Thanks so much, Daphne. So happy you like it!
Delicious mousse and easy to make with so few ingredients.A big hit with family and friends.
Thanks so much for popping in and sharing this, Jason. Much appreciated!
My husband and I both love dark chocolate and this recipe is light and delicious. Thanks for sharing it with us.
So happy you like it, Peggy. Thanks for popping in to say so.
Hi Jill, can you use this mousse in a layer cake?
Hi Alex, I haven't used this in a layer cake but don't see why not. However, you'll need to chill the mousse first to make it easier to work with.
I LOVE this chocolate mousse! I have made other recipes and eaten many chocolate mousses in France but this recipe is the best! I also like that it is light. Thanks so much for sharing!
So thrilled you like it too, Kathleen. I've tried many too and so it makes it all worthwhile, then!
yes i like the idea of having it not too sweet so you get the lovely chocolate flavour.
Agreed, Sherry. That's another reason why we love to cook at home - we can control these kind of things x
The one of my childhood! Thanks for this Madaboutmacarons !
It's a pleasure, Guy - but please just call me Jill 😉
Thank you for posting this recipe.
Can this be used with a semi-sweet or a milk Chocolate?
Dark Chocolate gives me migraines.
Hi Charlie - I already responded privately by email as I couldn't answer here as on my travels but just for other readers who pop in here:

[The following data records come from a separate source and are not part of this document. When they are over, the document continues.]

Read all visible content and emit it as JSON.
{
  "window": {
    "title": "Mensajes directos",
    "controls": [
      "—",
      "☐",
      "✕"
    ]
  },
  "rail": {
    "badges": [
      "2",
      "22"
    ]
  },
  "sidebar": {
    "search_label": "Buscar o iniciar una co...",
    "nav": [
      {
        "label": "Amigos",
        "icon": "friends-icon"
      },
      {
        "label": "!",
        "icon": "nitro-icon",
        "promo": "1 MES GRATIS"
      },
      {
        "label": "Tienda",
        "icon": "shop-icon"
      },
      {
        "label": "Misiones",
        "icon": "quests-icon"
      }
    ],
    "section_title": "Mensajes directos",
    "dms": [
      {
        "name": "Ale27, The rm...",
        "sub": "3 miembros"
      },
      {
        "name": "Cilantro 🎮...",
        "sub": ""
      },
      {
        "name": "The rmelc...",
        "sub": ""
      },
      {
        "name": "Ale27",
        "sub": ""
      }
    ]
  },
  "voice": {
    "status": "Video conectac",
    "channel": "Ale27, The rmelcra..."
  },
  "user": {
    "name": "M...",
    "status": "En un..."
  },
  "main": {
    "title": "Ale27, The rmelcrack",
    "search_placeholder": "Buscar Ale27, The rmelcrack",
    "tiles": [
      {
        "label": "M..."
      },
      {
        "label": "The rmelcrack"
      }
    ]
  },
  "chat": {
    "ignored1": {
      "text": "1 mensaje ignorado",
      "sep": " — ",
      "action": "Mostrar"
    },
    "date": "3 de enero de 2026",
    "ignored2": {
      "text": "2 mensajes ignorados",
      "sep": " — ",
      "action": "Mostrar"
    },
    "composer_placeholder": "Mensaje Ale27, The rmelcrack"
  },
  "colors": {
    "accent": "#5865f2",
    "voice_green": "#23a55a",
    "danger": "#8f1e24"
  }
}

Yes you can use semi-sweet or milk chocolate instead of dark (bittersweet) chocolate but as long as you know it will not be the same recipe, as normally this uses no milk or cream and both types of chocolate have added sugar. In this case, I'd recommend reducing the sugar and adding another couple of egg whites, just to keep it as light as possible. Enjoy!
Christina | Christina's Cucina
Yet another crazy coincidence: my French friend Marie and I were talking about food last week and our pet peeves, when she brought up REAL French chocolate mousse. "It must NEVER contain any cream!" she ranted. So incredible that you post chocolate mousse today! It sounds lovely and I just have to try it since I've never had the authentic French kind!
Well we must have some kind of telepathic gourmet cravings - how funny! (Although, admittedly, we could just be craving more chocolate as the Autumn weather kicks in?) Yes, she's right about no cream in a real French chocolate mousse. If you've never tried it, then put these egg whites aside... with good quality chocolate, this is heaven.